►

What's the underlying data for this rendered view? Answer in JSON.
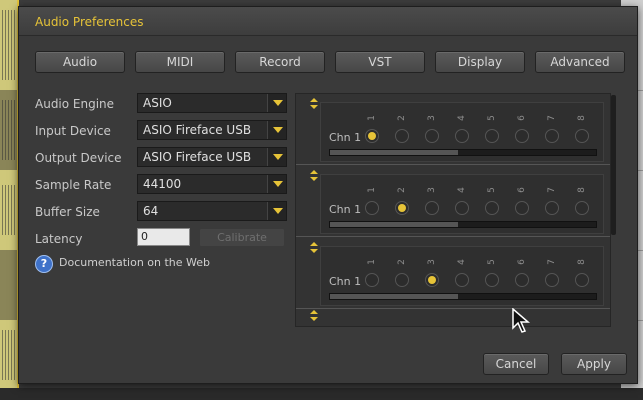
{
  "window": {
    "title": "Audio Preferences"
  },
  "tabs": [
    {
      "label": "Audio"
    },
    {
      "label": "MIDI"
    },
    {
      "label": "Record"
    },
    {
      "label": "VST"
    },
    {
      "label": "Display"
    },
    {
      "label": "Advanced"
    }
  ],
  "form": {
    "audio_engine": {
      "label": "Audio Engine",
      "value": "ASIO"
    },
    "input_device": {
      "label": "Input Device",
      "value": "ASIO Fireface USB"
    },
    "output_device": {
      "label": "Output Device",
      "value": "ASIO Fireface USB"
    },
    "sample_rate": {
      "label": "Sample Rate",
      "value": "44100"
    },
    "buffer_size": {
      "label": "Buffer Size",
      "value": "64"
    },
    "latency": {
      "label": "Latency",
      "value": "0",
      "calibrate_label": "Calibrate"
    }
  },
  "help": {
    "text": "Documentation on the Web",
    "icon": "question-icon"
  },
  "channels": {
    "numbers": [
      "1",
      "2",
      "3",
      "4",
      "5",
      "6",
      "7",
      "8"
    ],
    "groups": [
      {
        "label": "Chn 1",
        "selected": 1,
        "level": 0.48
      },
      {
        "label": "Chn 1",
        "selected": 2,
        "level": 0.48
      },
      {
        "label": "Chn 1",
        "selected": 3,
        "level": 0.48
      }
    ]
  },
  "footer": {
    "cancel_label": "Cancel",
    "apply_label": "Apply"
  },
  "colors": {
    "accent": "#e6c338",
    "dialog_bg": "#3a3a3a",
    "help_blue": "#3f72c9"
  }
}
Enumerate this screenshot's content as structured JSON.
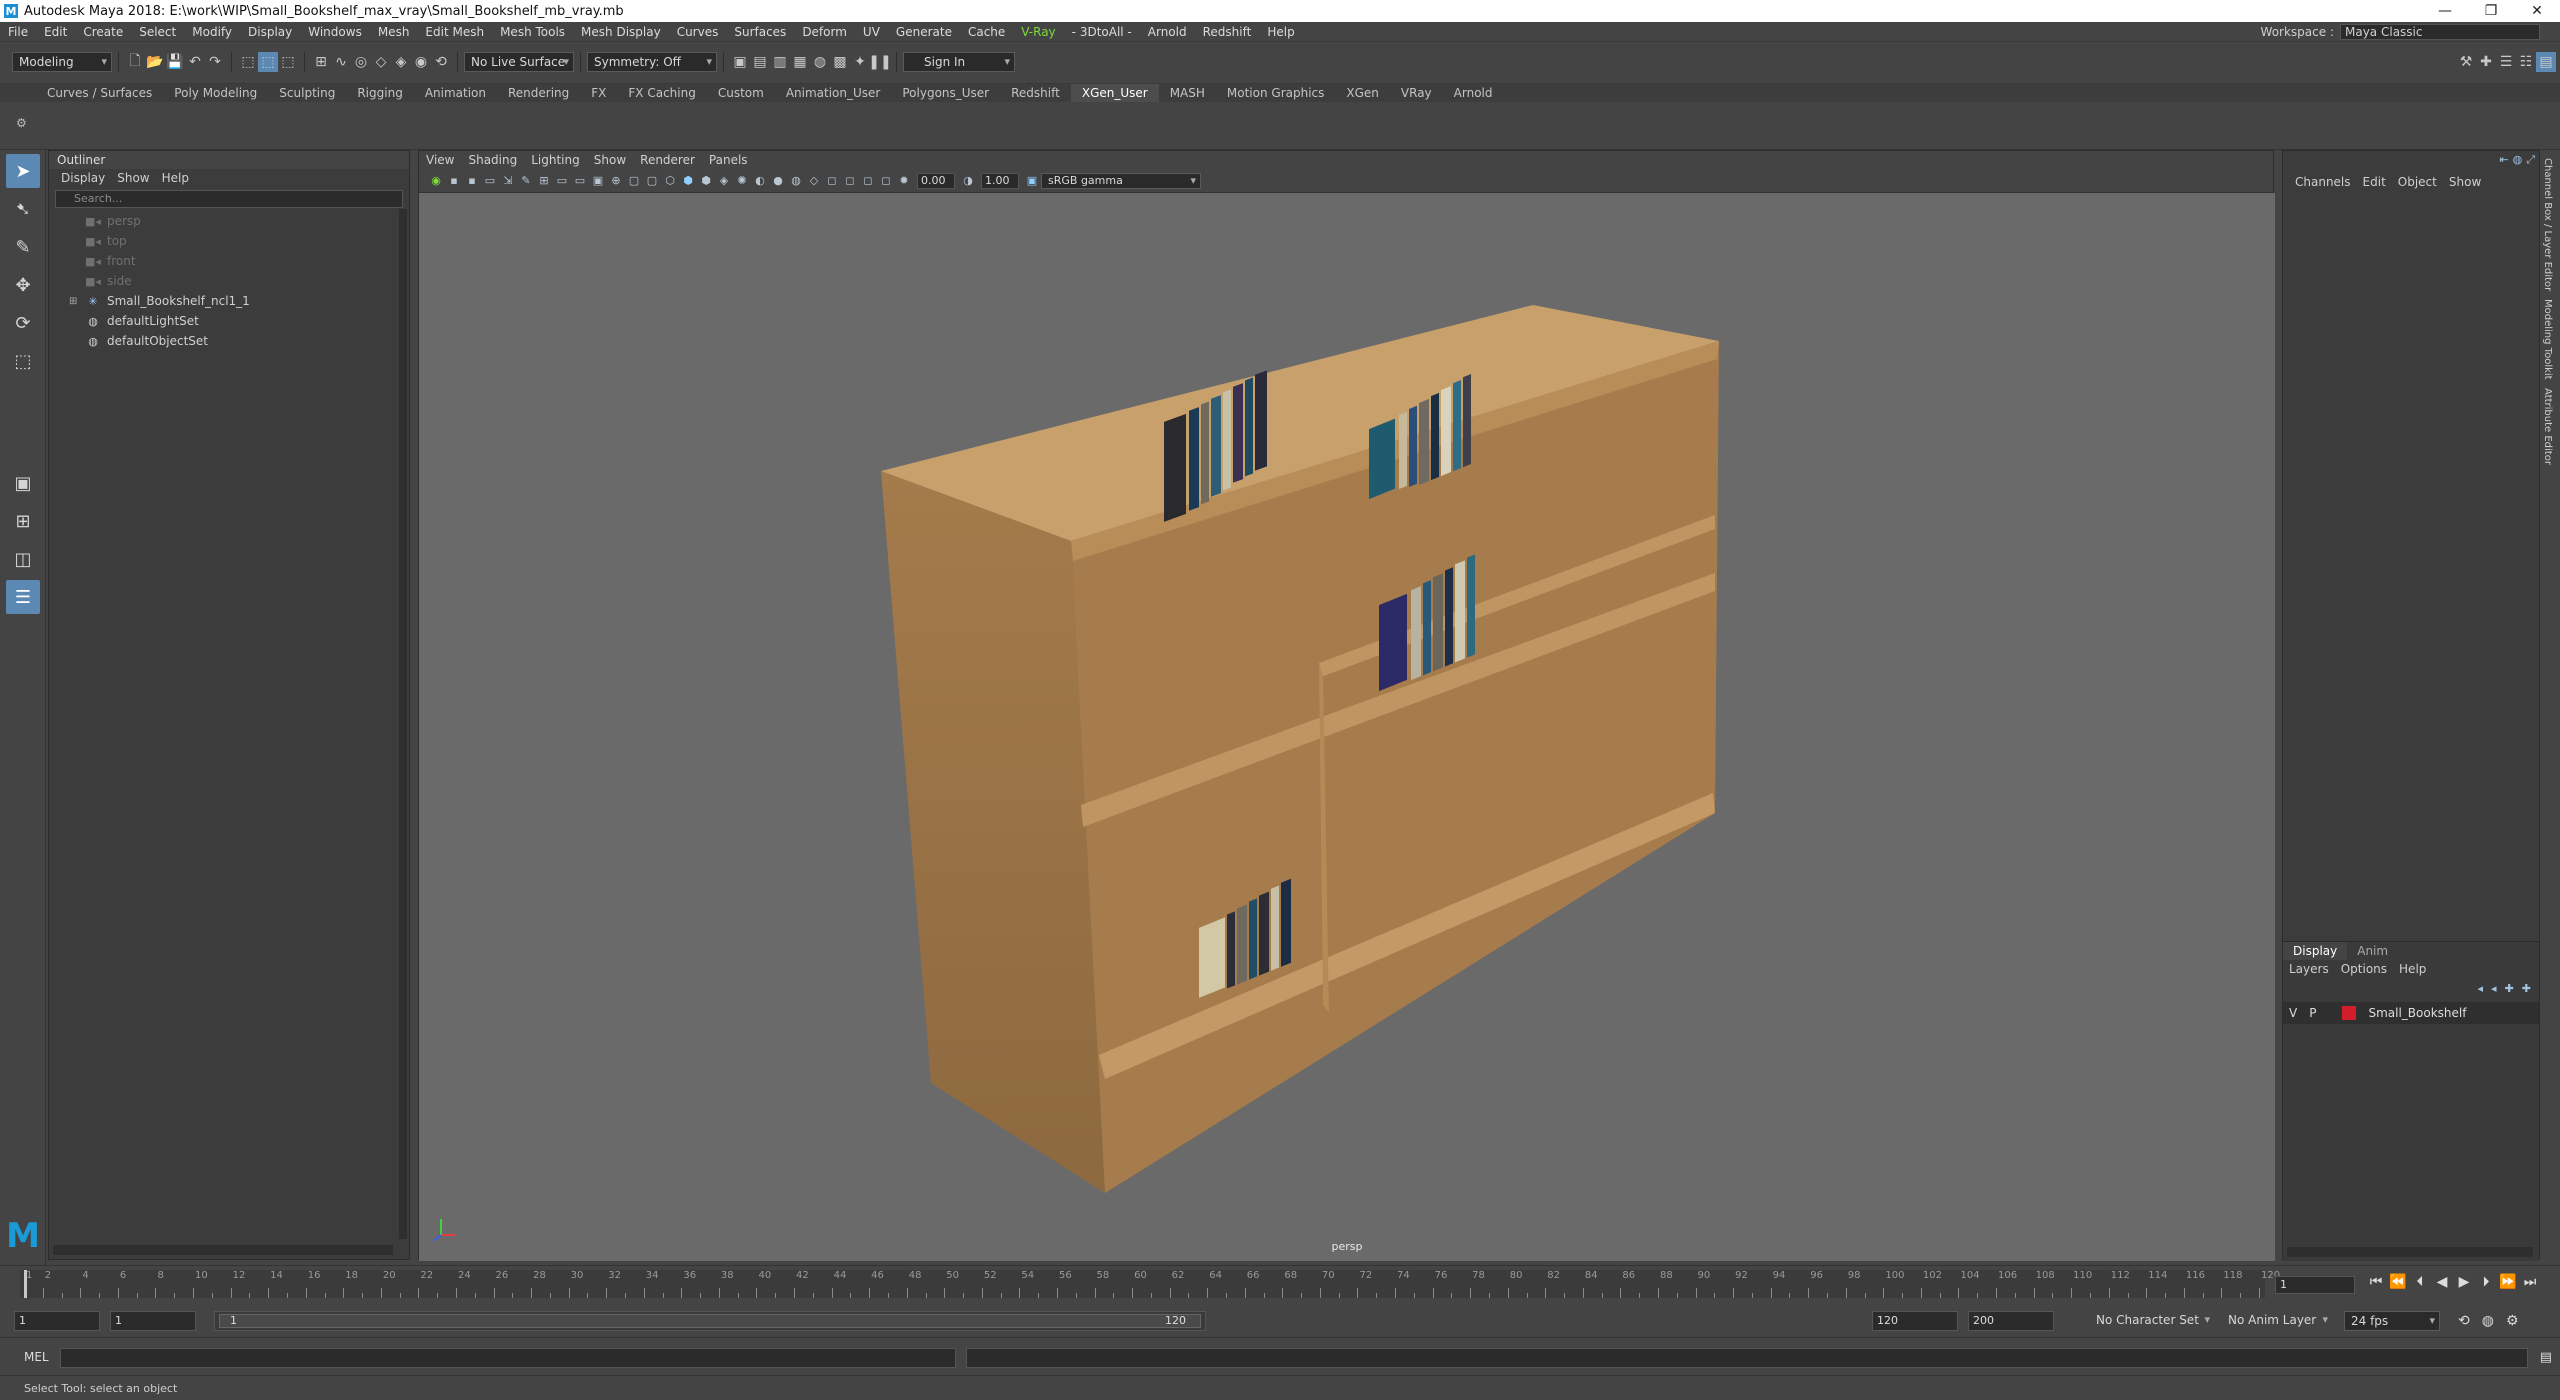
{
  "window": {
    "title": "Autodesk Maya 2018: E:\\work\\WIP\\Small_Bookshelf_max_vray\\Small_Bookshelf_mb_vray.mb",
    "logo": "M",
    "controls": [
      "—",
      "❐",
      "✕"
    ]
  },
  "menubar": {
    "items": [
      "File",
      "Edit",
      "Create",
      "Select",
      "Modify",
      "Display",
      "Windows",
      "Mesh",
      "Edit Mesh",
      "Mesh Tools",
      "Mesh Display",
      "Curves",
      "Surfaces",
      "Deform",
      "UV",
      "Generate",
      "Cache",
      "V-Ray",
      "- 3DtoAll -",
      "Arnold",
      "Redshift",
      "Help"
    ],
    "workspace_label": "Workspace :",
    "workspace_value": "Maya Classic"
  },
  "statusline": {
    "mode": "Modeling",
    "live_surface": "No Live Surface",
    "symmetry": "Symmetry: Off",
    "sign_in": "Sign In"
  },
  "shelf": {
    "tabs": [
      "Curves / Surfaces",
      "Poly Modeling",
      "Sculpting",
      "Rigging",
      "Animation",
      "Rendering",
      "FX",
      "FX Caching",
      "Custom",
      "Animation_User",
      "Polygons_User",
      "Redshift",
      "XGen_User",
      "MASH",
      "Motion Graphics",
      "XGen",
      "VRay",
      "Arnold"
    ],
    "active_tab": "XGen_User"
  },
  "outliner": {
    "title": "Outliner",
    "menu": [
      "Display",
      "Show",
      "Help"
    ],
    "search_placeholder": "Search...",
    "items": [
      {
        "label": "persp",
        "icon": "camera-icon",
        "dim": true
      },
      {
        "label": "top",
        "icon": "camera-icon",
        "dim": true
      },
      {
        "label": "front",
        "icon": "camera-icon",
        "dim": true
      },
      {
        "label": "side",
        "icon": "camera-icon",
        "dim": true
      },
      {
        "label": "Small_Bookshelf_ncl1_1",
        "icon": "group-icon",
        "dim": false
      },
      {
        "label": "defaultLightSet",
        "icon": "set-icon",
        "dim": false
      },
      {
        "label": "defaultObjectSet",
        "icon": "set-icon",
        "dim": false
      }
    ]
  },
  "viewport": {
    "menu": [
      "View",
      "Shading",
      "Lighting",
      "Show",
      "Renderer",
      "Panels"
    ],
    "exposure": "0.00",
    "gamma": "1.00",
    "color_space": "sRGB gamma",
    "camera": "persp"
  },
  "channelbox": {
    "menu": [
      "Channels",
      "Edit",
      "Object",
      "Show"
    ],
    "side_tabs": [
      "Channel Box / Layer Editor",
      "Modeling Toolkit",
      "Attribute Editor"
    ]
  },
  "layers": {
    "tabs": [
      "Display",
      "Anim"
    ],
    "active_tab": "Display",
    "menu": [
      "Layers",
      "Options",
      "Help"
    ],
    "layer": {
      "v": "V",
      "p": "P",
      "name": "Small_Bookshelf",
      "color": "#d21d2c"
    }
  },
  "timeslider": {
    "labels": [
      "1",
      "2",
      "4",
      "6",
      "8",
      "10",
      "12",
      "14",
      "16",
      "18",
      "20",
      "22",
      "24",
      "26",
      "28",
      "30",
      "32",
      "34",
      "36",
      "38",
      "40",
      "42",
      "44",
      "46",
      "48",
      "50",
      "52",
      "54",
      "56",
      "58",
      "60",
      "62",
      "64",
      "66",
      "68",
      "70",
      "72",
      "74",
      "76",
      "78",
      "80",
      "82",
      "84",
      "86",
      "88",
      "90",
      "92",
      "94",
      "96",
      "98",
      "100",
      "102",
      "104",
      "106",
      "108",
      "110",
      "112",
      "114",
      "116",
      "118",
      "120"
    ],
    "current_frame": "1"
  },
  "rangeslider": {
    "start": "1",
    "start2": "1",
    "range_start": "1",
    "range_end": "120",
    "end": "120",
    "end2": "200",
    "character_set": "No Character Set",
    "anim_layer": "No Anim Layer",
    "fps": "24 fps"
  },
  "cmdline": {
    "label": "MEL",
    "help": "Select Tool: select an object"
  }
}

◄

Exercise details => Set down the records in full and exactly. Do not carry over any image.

Result below =>
What's the underlying data for this rendered view? Answer in JSON.
{
  "window": {
    "title": "Audio Preferences"
  },
  "tabs": [
    {
      "label": "Audio"
    },
    {
      "label": "MIDI"
    },
    {
      "label": "Record"
    },
    {
      "label": "VST"
    },
    {
      "label": "Display"
    },
    {
      "label": "Advanced"
    }
  ],
  "form": {
    "audio_engine": {
      "label": "Audio Engine",
      "value": "ASIO"
    },
    "input_device": {
      "label": "Input Device",
      "value": "ASIO Fireface USB"
    },
    "output_device": {
      "label": "Output Device",
      "value": "ASIO Fireface USB"
    },
    "sample_rate": {
      "label": "Sample Rate",
      "value": "44100"
    },
    "buffer_size": {
      "label": "Buffer Size",
      "value": "64"
    },
    "latency": {
      "label": "Latency",
      "value": "0",
      "calibrate_label": "Calibrate"
    }
  },
  "help": {
    "text": "Documentation on the Web",
    "icon": "question-icon"
  },
  "channels": {
    "numbers": [
      "1",
      "2",
      "3",
      "4",
      "5",
      "6",
      "7",
      "8"
    ],
    "groups": [
      {
        "label": "Chn 1",
        "selected": 1,
        "level": 0.48
      },
      {
        "label": "Chn 1",
        "selected": 2,
        "level": 0.48
      },
      {
        "label": "Chn 1",
        "selected": 3,
        "level": 0.48
      }
    ]
  },
  "footer": {
    "cancel_label": "Cancel",
    "apply_label": "Apply"
  },
  "colors": {
    "accent": "#e6c338",
    "dialog_bg": "#3a3a3a",
    "help_blue": "#3f72c9"
  }
}
Enumerate this screenshot's content as structured JSON.
{
  "window": {
    "title": "Autodesk Maya 2018: E:\\work\\WIP\\Small_Bookshelf_max_vray\\Small_Bookshelf_mb_vray.mb",
    "logo": "M",
    "controls": [
      "—",
      "❐",
      "✕"
    ]
  },
  "menubar": {
    "items": [
      "File",
      "Edit",
      "Create",
      "Select",
      "Modify",
      "Display",
      "Windows",
      "Mesh",
      "Edit Mesh",
      "Mesh Tools",
      "Mesh Display",
      "Curves",
      "Surfaces",
      "Deform",
      "UV",
      "Generate",
      "Cache",
      "V-Ray",
      "- 3DtoAll -",
      "Arnold",
      "Redshift",
      "Help"
    ],
    "workspace_label": "Workspace :",
    "workspace_value": "Maya Classic"
  },
  "statusline": {
    "mode": "Modeling",
    "live_surface": "No Live Surface",
    "symmetry": "Symmetry: Off",
    "sign_in": "Sign In"
  },
  "shelf": {
    "tabs": [
      "Curves / Surfaces",
      "Poly Modeling",
      "Sculpting",
      "Rigging",
      "Animation",
      "Rendering",
      "FX",
      "FX Caching",
      "Custom",
      "Animation_User",
      "Polygons_User",
      "Redshift",
      "XGen_User",
      "MASH",
      "Motion Graphics",
      "XGen",
      "VRay",
      "Arnold"
    ],
    "active_tab": "XGen_User"
  },
  "outliner": {
    "title": "Outliner",
    "menu": [
      "Display",
      "Show",
      "Help"
    ],
    "search_placeholder": "Search...",
    "items": [
      {
        "label": "persp",
        "icon": "camera-icon",
        "dim": true
      },
      {
        "label": "top",
        "icon": "camera-icon",
        "dim": true
      },
      {
        "label": "front",
        "icon": "camera-icon",
        "dim": true
      },
      {
        "label": "side",
        "icon": "camera-icon",
        "dim": true
      },
      {
        "label": "Small_Bookshelf_ncl1_1",
        "icon": "group-icon",
        "dim": false
      },
      {
        "label": "defaultLightSet",
        "icon": "set-icon",
        "dim": false
      },
      {
        "label": "defaultObjectSet",
        "icon": "set-icon",
        "dim": false
      }
    ]
  },
  "viewport": {
    "menu": [
      "View",
      "Shading",
      "Lighting",
      "Show",
      "Renderer",
      "Panels"
    ],
    "exposure": "0.00",
    "gamma": "1.00",
    "color_space": "sRGB gamma",
    "camera": "persp"
  },
  "channelbox": {
    "menu": [
      "Channels",
      "Edit",
      "Object",
      "Show"
    ],
    "side_tabs": [
      "Channel Box / Layer Editor",
      "Modeling Toolkit",
      "Attribute Editor"
    ]
  },
  "layers": {
    "tabs": [
      "Display",
      "Anim"
    ],
    "active_tab": "Display",
    "menu": [
      "Layers",
      "Options",
      "Help"
    ],
    "layer": {
      "v": "V",
      "p": "P",
      "name": "Small_Bookshelf",
      "color": "#d21d2c"
    }
  },
  "timeslider": {
    "labels": [
      "1",
      "2",
      "4",
      "6",
      "8",
      "10",
      "12",
      "14",
      "16",
      "18",
      "20",
      "22",
      "24",
      "26",
      "28",
      "30",
      "32",
      "34",
      "36",
      "38",
      "40",
      "42",
      "44",
      "46",
      "48",
      "50",
      "52",
      "54",
      "56",
      "58",
      "60",
      "62",
      "64",
      "66",
      "68",
      "70",
      "72",
      "74",
      "76",
      "78",
      "80",
      "82",
      "84",
      "86",
      "88",
      "90",
      "92",
      "94",
      "96",
      "98",
      "100",
      "102",
      "104",
      "106",
      "108",
      "110",
      "112",
      "114",
      "116",
      "118",
      "120"
    ],
    "current_frame": "1"
  },
  "rangeslider": {
    "start": "1",
    "start2": "1",
    "range_start": "1",
    "range_end": "120",
    "end": "120",
    "end2": "200",
    "character_set": "No Character Set",
    "anim_layer": "No Anim Layer",
    "fps": "24 fps"
  },
  "cmdline": {
    "label": "MEL",
    "help": "Select Tool: select an object"
  }
}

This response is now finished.